Wednesday, November 30, 2011

The Angel Tree

Though we've not officially hit December I suppose the holidays are truly upon us. I’m a big fan of this time of year, as are most people, I guess. 
The lights. 
The snow. 
The tradition. 
The stories.
Driving home from one of the grain elevators the other day I began thinking about Christmas shopping. While I typically pull off (fairly) good gifts for my loved ones, these gifts are usually derived from a random thought I have at about 11:47PM on a Thursday the week before Christmas. I suppose I work well under pressure.

On that same drive home from the elevator, I thought back to a story that was told to me several years ago while I was not yet in high school. It struck me back then, and I’ve thought of this exact story every single holiday season since. I can walk into the Hagerstown Food Market and forget why I’m there; for me to remember this story after more than a decade is a big deal! A story that certainly changed my way of thinking, perhaps it will yours, too. 

The Storyteller:

I remember that Christmas well. I was 12. But I was the oldest and sort of a second mother in my family. I was mature for my age, and just getting into a place where I realized there was much more to life than what I had experienced.

I remember Dad got laid off around Halloween. I wasn’t too scared or worried about it. We still had Halloween. We went to church, we prayed. Mom always had food on the table and I always had clothes to wear. We all did. 

That Christmas I remember sitting in church and hearing a lady talk about the angel tree that was going to be set up at the back of the church. The point of the tree was to take a tag that described an anonymous needy child and their wish list for that Christmas. We were to buy the gift then return it to the church, who would make sure Santa delivered it Christmas morning. 

What a great idea. 

That summer before that my allowance increased to $4.00 a week. I never spent my allowance; secretly I saved every penny. I kind of figured if I wanted a car when I was 16 I was going to have to pay for a big part of it. So, I saved.

And it was because of that frugal attitude at 12-years-old that I was able to make the decision to choose a tag from the angel tree. But I wanted to wait until the next week so I could go home and count my allowance savings - then I’d pull the perfect tag. 
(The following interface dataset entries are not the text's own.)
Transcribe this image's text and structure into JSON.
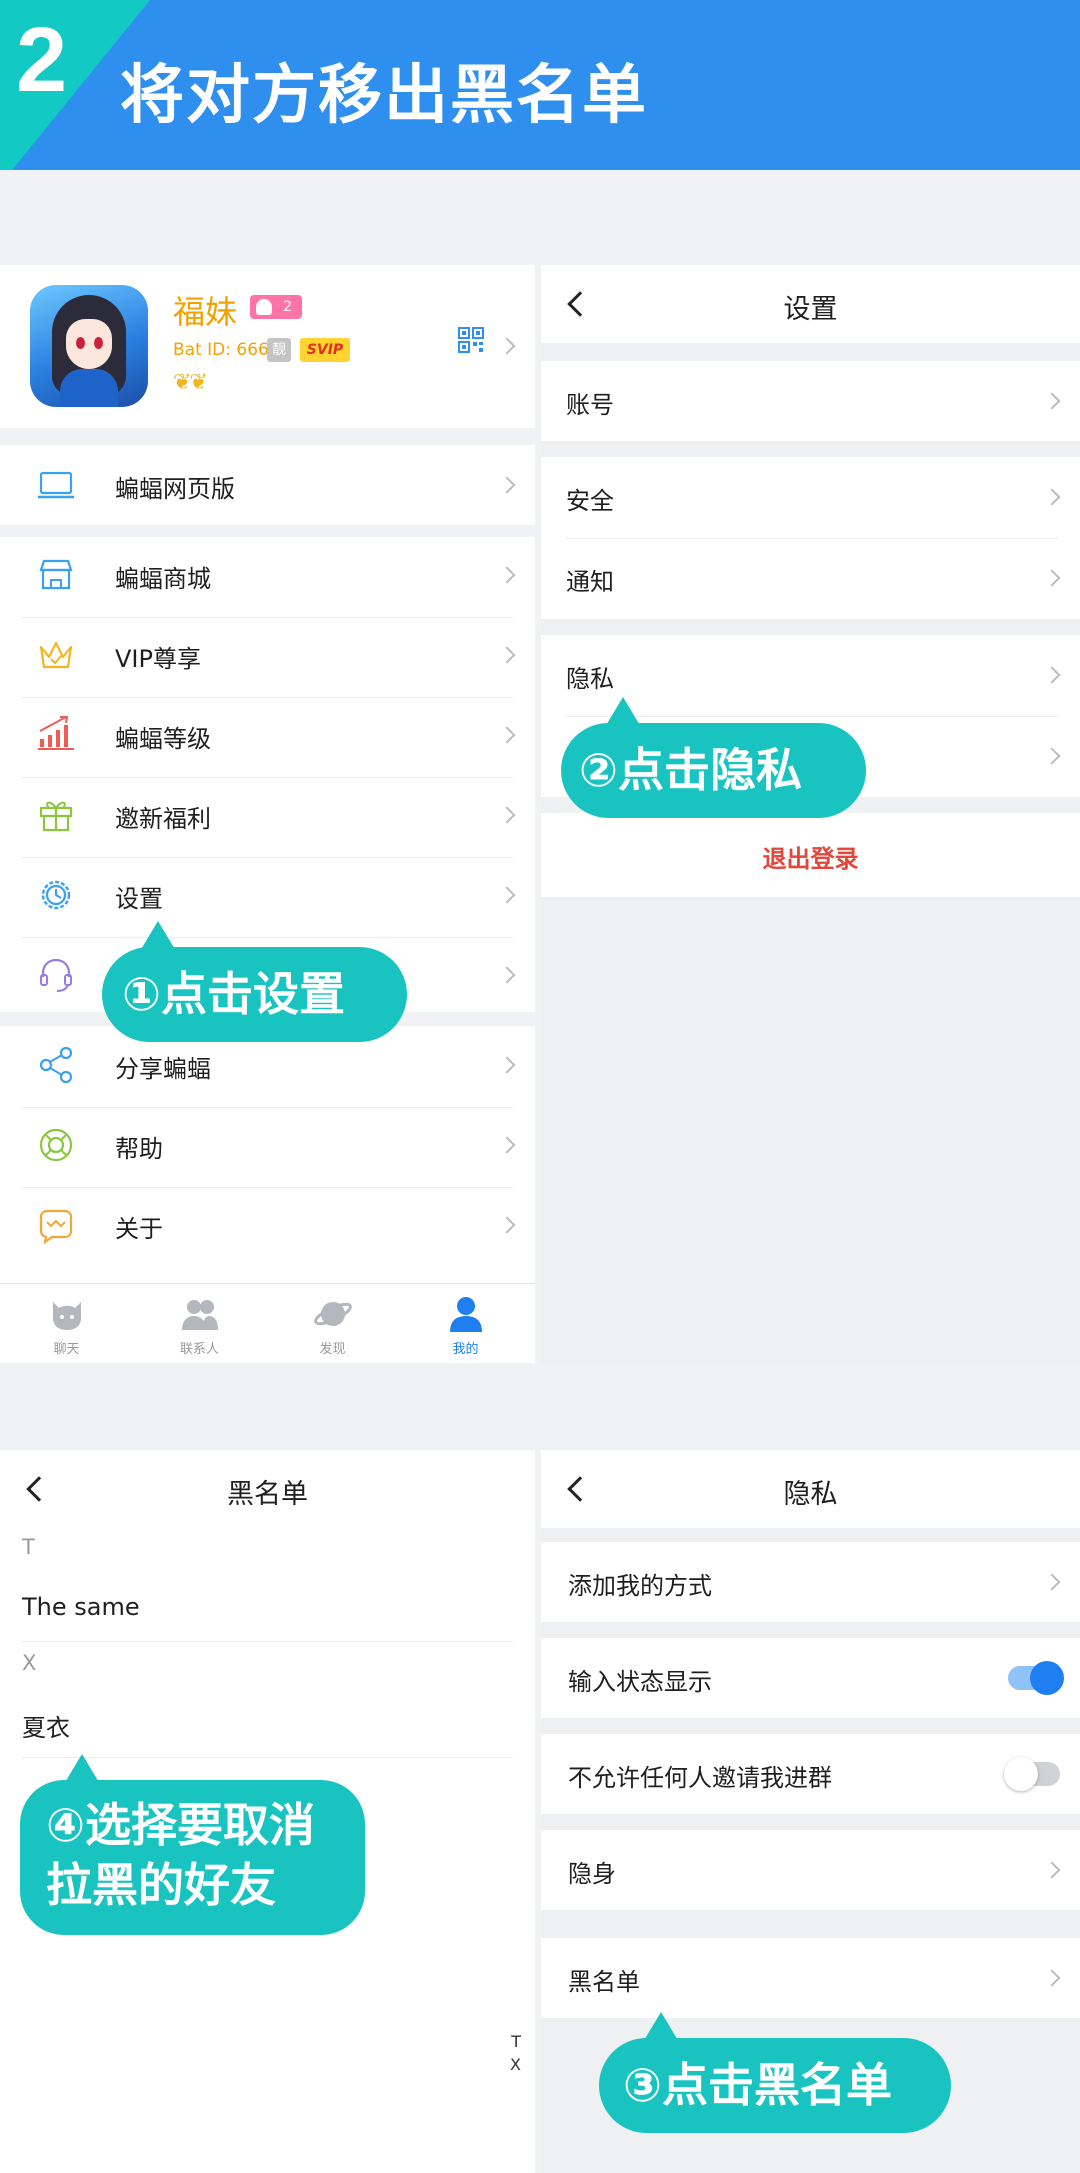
{
  "banner": {
    "step": "2",
    "title": "将对方移出黑名单"
  },
  "profile": {
    "name": "福妹",
    "badge_count": "2",
    "bat_id": "Bat ID: 666",
    "liang": "靓",
    "svip": "SVIP",
    "wings": "❦❦"
  },
  "me_menu": {
    "web": "蝙蝠网页版",
    "mall": "蝙蝠商城",
    "vip": "VIP尊享",
    "level": "蝙蝠等级",
    "invite": "邀新福利",
    "settings": "设置",
    "share": "分享蝙蝠",
    "help": "帮助",
    "about": "关于"
  },
  "tabs": [
    {
      "label": "聊天"
    },
    {
      "label": "联系人"
    },
    {
      "label": "发现"
    },
    {
      "label": "我的"
    }
  ],
  "settings_screen": {
    "title": "设置",
    "account": "账号",
    "security": "安全",
    "notify": "通知",
    "privacy": "隐私",
    "logout": "退出登录"
  },
  "privacy_screen": {
    "title": "隐私",
    "add_me": "添加我的方式",
    "typing_status": "输入状态显示",
    "typing_on": true,
    "no_invite": "不允许任何人邀请我进群",
    "no_invite_on": false,
    "stealth": "隐身",
    "blacklist": "黑名单"
  },
  "blacklist_screen": {
    "title": "黑名单",
    "sections": [
      {
        "letter": "T",
        "name": "The same"
      },
      {
        "letter": "X",
        "name": "夏衣"
      }
    ],
    "index": [
      "T",
      "X"
    ]
  },
  "callouts": {
    "step1": "①点击设置",
    "step2": "②点击隐私",
    "step3": "③点击黑名单",
    "step4_line1": "④选择要取消",
    "step4_line2": "拉黑的好友"
  },
  "colors": {
    "banner_blue": "#2e8fee",
    "banner_teal": "#12c9c4",
    "callout_teal": "#19c4c0",
    "accent_blue": "#1f7ff0",
    "logout_red": "#e4473a",
    "profile_gold": "#f2a100"
  }
}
I remember driving home after church that Sunday in our minivan and both Mom and Dad discouraging me to choose a tag. They said that tree was more suited for people who had steady, full time jobs, who could spare the change to buy extra gifts. I shrugged off their advice - though I was a bit taken back by it! At that point, they had no idea the money I had saved, almost $77 dollars, from my allowance. I wasn’t about to tell them; I had two little brothers in the van. 

The next week I chose a tag from the tree. 

I went to VAL in Cambridge City that December and bought a funny VHS movie for the needy child. Feeling really good about the decision I made to help out another kid, I remember tucking a note inside, written on Lisa Frank stationary, encouraging them to keep their head up; better times for their family were just around the corner. It’s funny now, looking back, how I thought I was some kind of motivational Secret Santa! The next Sunday, feeling quite proud and maybe a little mature and special, I dropped the gift off in the angel tree bin. 

Two weeks passed before Christmas finally came and I had forgotten about my good deed.

Until Christmas morning. 

It was then that I unwrapped a funny VHS movie from Santa - with a note inside, written on Lisa Frank stationary, encouraging me to keep my head up - better times for my family were just around the corner. 

I never, ever had any idea we were poor until that moment Christmas morning. 
And I was never so thankful for parents who worked hard to never let us kids know how bad things really were for our family. 

They raised us to understand that there are people so poor, the only thing they have is money.

I’m merely Facebook friends with the gal who told me this story years ago. I think of her often, certainly more during the cold winter months. I smile each time I remember her story that embodies the holidays, the irony in life, and the blessing of having selfless parents. 

I still appreciate the thought that 
there are people so poor, 
the only thing they have is money. 

That thought sure makes the mouse trap in our silverware drawer more tolerable.


  1. Great story. One of my favorite parts of this season is not only buying for my family and friends but for others I don't know. I usually try and find someone in an age range that I normally don't buy for (this year girls in grades 4-6) so I can shop for something different that I hope they will like!

  2. Lindsay, I've only been reading your blogs for a few weeks, but I think you have great talent and a keen sense of what's really important in our lives. It has been a joy to get to know you better through your writings. Keep up the excellent work!